Barnes & Noble is teaming up with Google to vastly increase the number of apps available on its Nook HD tablets.
The bookstore chain says it will add Google's Play app store to its 7-inch Nook HD and 9-inch HD+ products in the U.S. and U.K. via a software update Friday. The move expands the number of apps available from the roughly 10,000 the Nook already offered in its own store — such as Angry Birds and Netflix — to 700,000-plus apps and games offered on Google Play. And it comes after a weak holiday sales season for the Nook, which is struggling to gain market share in the rapidly expanding tablet market.
CEO William Lynch said research and sales during the holidays show that consumer preference is shifting toward all-purpose tablets rather than simple e-readers.
"We saw coming off holiday the market moved to multifunction tablets," he said. "Consumer research showed us the breadth of applications available is really critical."
Lynch said the company had been in discussions with Google "on and off" for the past several years.
"This addresses the one perceived gap that we had with other tablets virtually overnight," he said. Terms of the deal were undisclosed.
The update is automatic and will occur over-the-air to all devices connected to Wi-Fi. It will also include other Google Inc. services like the Chrome browser, Gmail, YouTube and Google Maps. Google Play Music includes millions of songs as well.
The prices and styles of the Nooks that Barnes & Noble offers are not changing. The 7-inch Nook HD starts at $199 and the 9-inch Nook HD+ tablet starts at $269. Barnes & Noble also sells non-tablet e-book readers, the Nook Simple Touch and Nook Simple Touch with GlowLight, which will not offer Google Play.
Barnes & Noble Inc., based in New York, has invested heavily in its Nook e-book readers and a digital library as more readers shift to electronic books and competition has grown from discount stores and online rivals.
The retailer launched high-definition versions of its Nook HD and Nook HD+ tablets in September in an effort to better compete against Amazon.com's Kindle Fire as well as other tablets like the iPad, iPad Mini and Google's own Nexus 7.
The company's Nook unit has attracted investors — Microsoft Corp. owns 16.8 percent, while U.K. publisher and education company Pearson PLC has a 5 percent stake. But aside from investor funding, it has not been profitable. In its most recent quarter, which included the holiday season, Nook revenue fell 26 percent to $316 million. Barnes & Noble recorded $21 million in returns due to weak demand during the holiday season, and $15 million in allowances for promotions.
Meanwhile market share has slid.
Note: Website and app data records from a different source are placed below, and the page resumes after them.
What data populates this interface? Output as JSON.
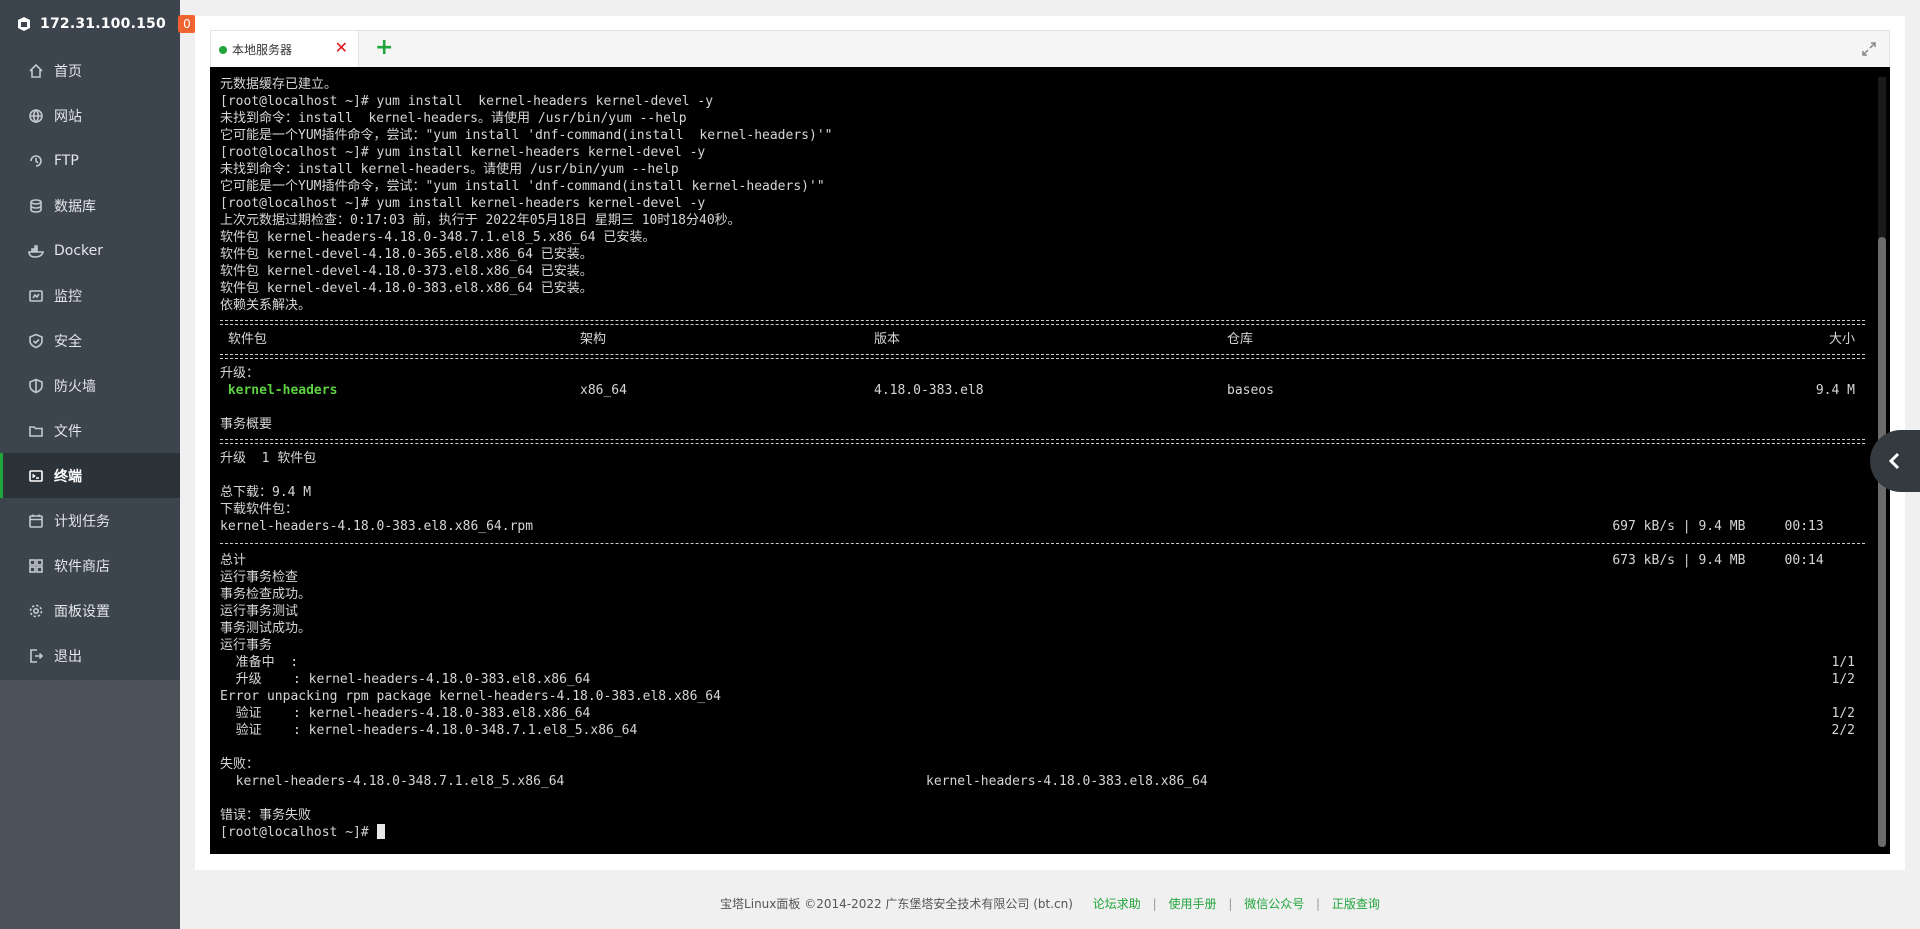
{
  "sidebar": {
    "ip": "172.31.100.150",
    "badge": "0",
    "items": [
      {
        "label": "首页",
        "icon": "home-icon"
      },
      {
        "label": "网站",
        "icon": "globe-icon"
      },
      {
        "label": "FTP",
        "icon": "ftp-icon"
      },
      {
        "label": "数据库",
        "icon": "database-icon"
      },
      {
        "label": "Docker",
        "icon": "docker-icon"
      },
      {
        "label": "监控",
        "icon": "monitor-icon"
      },
      {
        "label": "安全",
        "icon": "shield-icon"
      },
      {
        "label": "防火墙",
        "icon": "firewall-icon"
      },
      {
        "label": "文件",
        "icon": "folder-icon"
      },
      {
        "label": "终端",
        "icon": "terminal-icon"
      },
      {
        "label": "计划任务",
        "icon": "calendar-icon"
      },
      {
        "label": "软件商店",
        "icon": "grid-icon"
      },
      {
        "label": "面板设置",
        "icon": "gear-icon"
      },
      {
        "label": "退出",
        "icon": "logout-icon"
      }
    ],
    "active_index": 9
  },
  "tabs": {
    "items": [
      {
        "label": "本地服务器"
      }
    ],
    "close_symbol": "✕",
    "add_symbol": "+"
  },
  "terminal": {
    "lines": [
      {
        "t": "元数据缓存已建立。"
      },
      {
        "t": "[root@localhost ~]# yum install  kernel-headers kernel-devel -y"
      },
      {
        "t": "未找到命令：install  kernel-headers。请使用 /usr/bin/yum --help"
      },
      {
        "t": "它可能是一个YUM插件命令，尝试：\"yum install 'dnf-command(install  kernel-headers)'\""
      },
      {
        "t": "[root@localhost ~]# yum install kernel-headers kernel-devel -y"
      },
      {
        "t": "未找到命令：install kernel-headers。请使用 /usr/bin/yum --help"
      },
      {
        "t": "它可能是一个YUM插件命令，尝试：\"yum install 'dnf-command(install kernel-headers)'\""
      },
      {
        "t": "[root@localhost ~]# yum install kernel-headers kernel-devel -y"
      },
      {
        "t": "上次元数据过期检查：0:17:03 前，执行于 2022年05月18日 星期三 10时18分40秒。"
      },
      {
        "t": "软件包 kernel-headers-4.18.0-348.7.1.el8_5.x86_64 已安装。"
      },
      {
        "t": "软件包 kernel-devel-4.18.0-365.el8.x86_64 已安装。"
      },
      {
        "t": "软件包 kernel-devel-4.18.0-373.el8.x86_64 已安装。"
      },
      {
        "t": "软件包 kernel-devel-4.18.0-383.el8.x86_64 已安装。"
      },
      {
        "t": "依赖关系解决。"
      },
      {
        "rule": "double"
      },
      {
        "cols": [
          " 软件包",
          "架构",
          "版本",
          "仓库"
        ],
        "right": "大小"
      },
      {
        "rule": "double"
      },
      {
        "t": "升级："
      },
      {
        "cols": [
          " kernel-headers",
          "x86_64",
          "4.18.0-383.el8",
          "baseos"
        ],
        "right": "9.4 M",
        "green": true
      },
      {
        "t": ""
      },
      {
        "t": "事务概要"
      },
      {
        "rule": "double"
      },
      {
        "t": "升级  1 软件包"
      },
      {
        "t": ""
      },
      {
        "t": "总下载：9.4 M"
      },
      {
        "t": "下载软件包："
      },
      {
        "t": "kernel-headers-4.18.0-383.el8.x86_64.rpm",
        "right": "697 kB/s | 9.4 MB     00:13    "
      },
      {
        "rule": "single"
      },
      {
        "t": "总计",
        "right": "673 kB/s | 9.4 MB     00:14    "
      },
      {
        "t": "运行事务检查"
      },
      {
        "t": "事务检查成功。"
      },
      {
        "t": "运行事务测试"
      },
      {
        "t": "事务测试成功。"
      },
      {
        "t": "运行事务"
      },
      {
        "t": "  准备中  :",
        "right": "1/1"
      },
      {
        "t": "  升级    : kernel-headers-4.18.0-383.el8.x86_64",
        "right": "1/2"
      },
      {
        "t": "Error unpacking rpm package kernel-headers-4.18.0-383.el8.x86_64"
      },
      {
        "t": "  验证    : kernel-headers-4.18.0-383.el8.x86_64",
        "right": "1/2"
      },
      {
        "t": "  验证    : kernel-headers-4.18.0-348.7.1.el8_5.x86_64",
        "right": "2/2"
      },
      {
        "t": ""
      },
      {
        "t": "失败："
      },
      {
        "cols2": [
          "  kernel-headers-4.18.0-348.7.1.el8_5.x86_64",
          "kernel-headers-4.18.0-383.el8.x86_64"
        ]
      },
      {
        "t": ""
      },
      {
        "t": "错误：事务失败"
      },
      {
        "t": "[root@localhost ~]# ",
        "cursor": true
      }
    ]
  },
  "footer": {
    "copyright": "宝塔Linux面板 ©2014-2022 广东堡塔安全技术有限公司 (bt.cn)",
    "links": [
      "论坛求助",
      "使用手册",
      "微信公众号",
      "正版查询"
    ],
    "separator": "|"
  },
  "colors": {
    "accent": "#20a53a",
    "sidebar_bg": "#3c444d",
    "badge": "#f0652f",
    "close": "#e0161b",
    "terminal_bg": "#000000"
  }
}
Barnes & Noble had a 1.9 percent share of the worldwide tablet market in the fourth quarter, making it the No. 5 Tablet player behind Apple, Samsung, Amazon and Asus, according to data from IDC. But by the first quarter it had slipped out of the top 5, replaced by Microsoft.
At the same time, competition is proliferating, with the global tablet market growing quickly. It more than doubled to 49.2 million units during the first quarter, according to IDC's estimate.